The most successful HR professionals look at talent through the lens of marketers and apply marketing tools to their sourcing and recruiting processes. As the ManpowerGroup Solutions research shows, this can be an especially important tool for hiring passive candidates who may be at different life stages or have experienced different career paths from their active counterparts. Taking into account passive candidates’ unique motivators, needs and life stages, organizations that customize approaches to them will engage them in ways they are not being engaged already.
Employers should build relationships with passive candidates now and for the future. Dialing in the proper motivational package – compensation, opportunity for advancement and job description – may take longer for passive candidates. But smart employers can counter these prospective offers with their own. Hence, employers should be prepared to cultivate relationships until the proper motivational mix and timing coalesce.
Branding is what allows an employer to communicate the factors that are most important to potential candidates, active or passive. Each recruiting experience creates a lasting impression on a candidate and can potentially be shared with that candidate’s network. Creating positive candidate experiences should be vital to employers who value their brands and seek to recruit top talent. From integrating motivational messages for passive candidates to building responsive websites that create a consistent end-user experience regardless of device, enhancing the brand will draw top talent.
By definition, passive candidates are not as active as other job seekers in utilizing the resources employers have increasingly come to rely on for talent attraction and acquisition. Making connections can be a challenge. Therefore, HR professionals need to find newer platforms and venues where passive candidates may be found. That could include: joining professional organizations, online communities, discussion groups, industry events, Applicant Tracking Systems, keeping connected and building candidate referrals with other talent acquisition professionals. Using recruiters can increase the likelihood of finding passive candidates and present an employer’s value proposition through multiple touch points.

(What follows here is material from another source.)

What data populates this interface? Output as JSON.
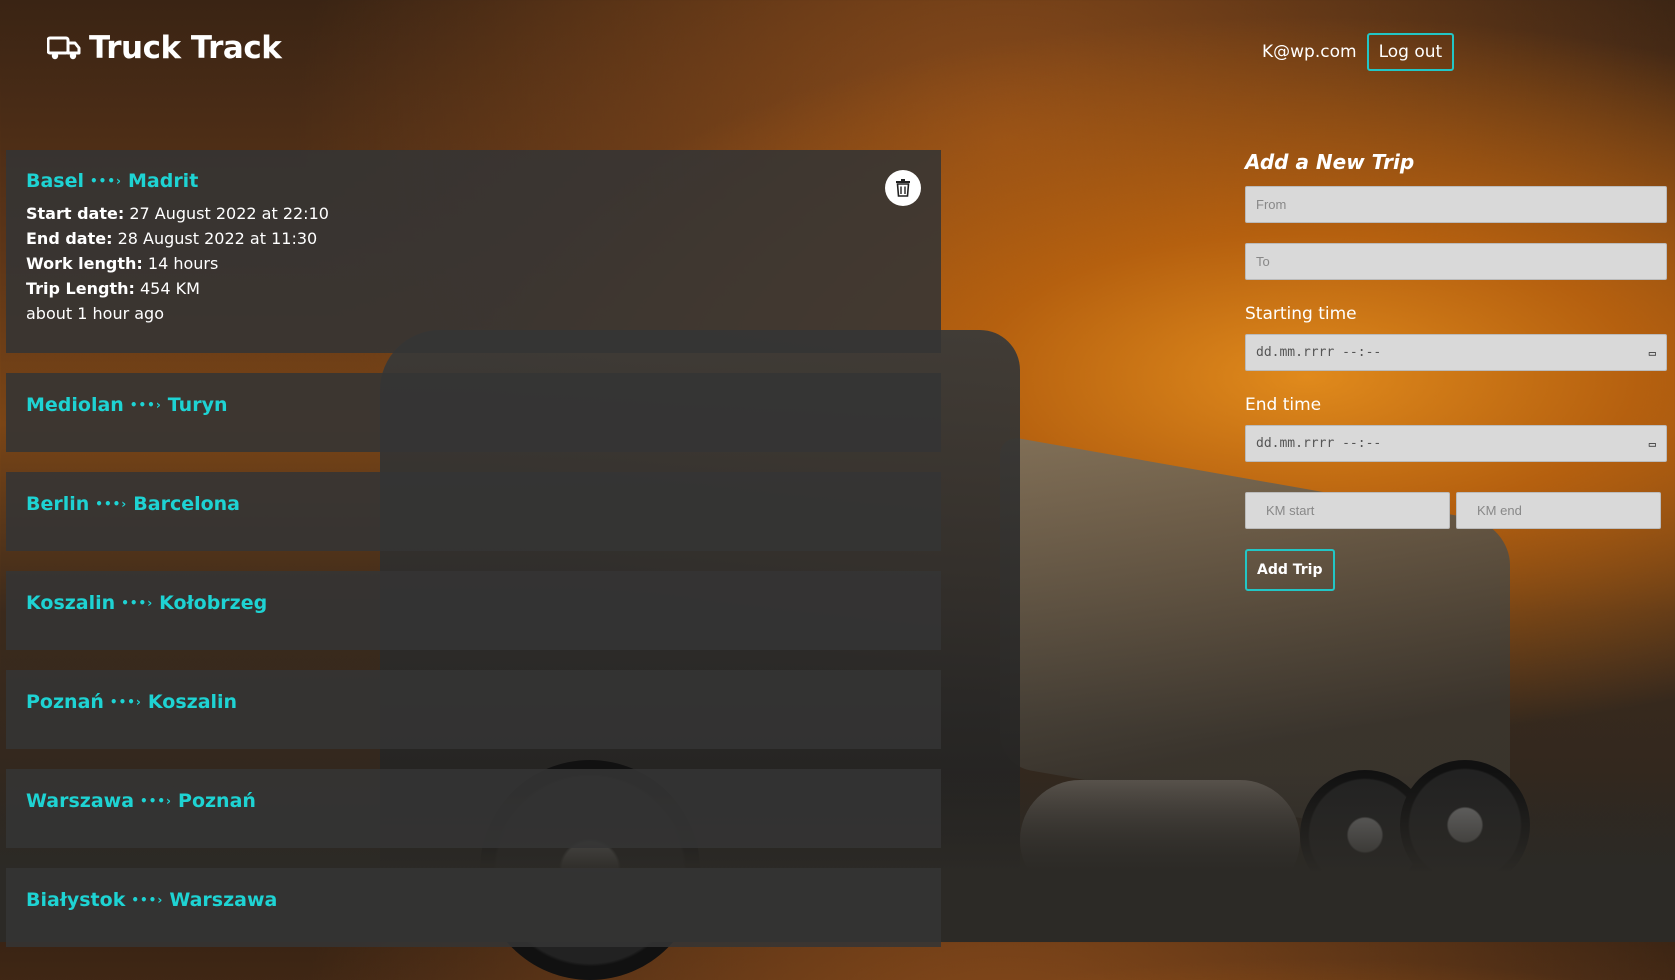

Current employees often know talented potential workers who are in the same industry or potentially willing to make a career transition. Offering rewards such as bonuses, gift cards or paid time off to existing employees for referring qualified talent is an embedded practice in many organizations and one that can pay dividends in the competition for passive candidates.
To attract passive candidates, you need to first answer a passive candidate’s fundamental question, “My employer is great. Why should I consider your opportunity?” Be prepared to differentiate your opportunity and make it stand out. Remember that it’s your business to know your client’s business and articulate the opportunity in a way that attracts the right talent.
Passive candidates are “hiding in plain sight”. They may be less visible on job boards and HR sources, but they are routinely exposed to messages in traditional media, social media sites and blogs. Employers seeking to tap into the passive candidate workforce should expand their branding efforts across media and integrate messages into public relations efforts.
Properly engaged, passive candidates can help employers create a robust talent pipeline for their
organizations. Experienced, stable and potentially valuable to the organization through outside
perspectives, passive candidates may be hiding in plain sight. However, these candidates are well worth the additional resources necessary to integrate them into employer attraction and acquisition strategies. Consulting reputable recruitment providers like Manpower can help organization integrate the brightest and best talent to their workforce. Consult our employment experts to know more.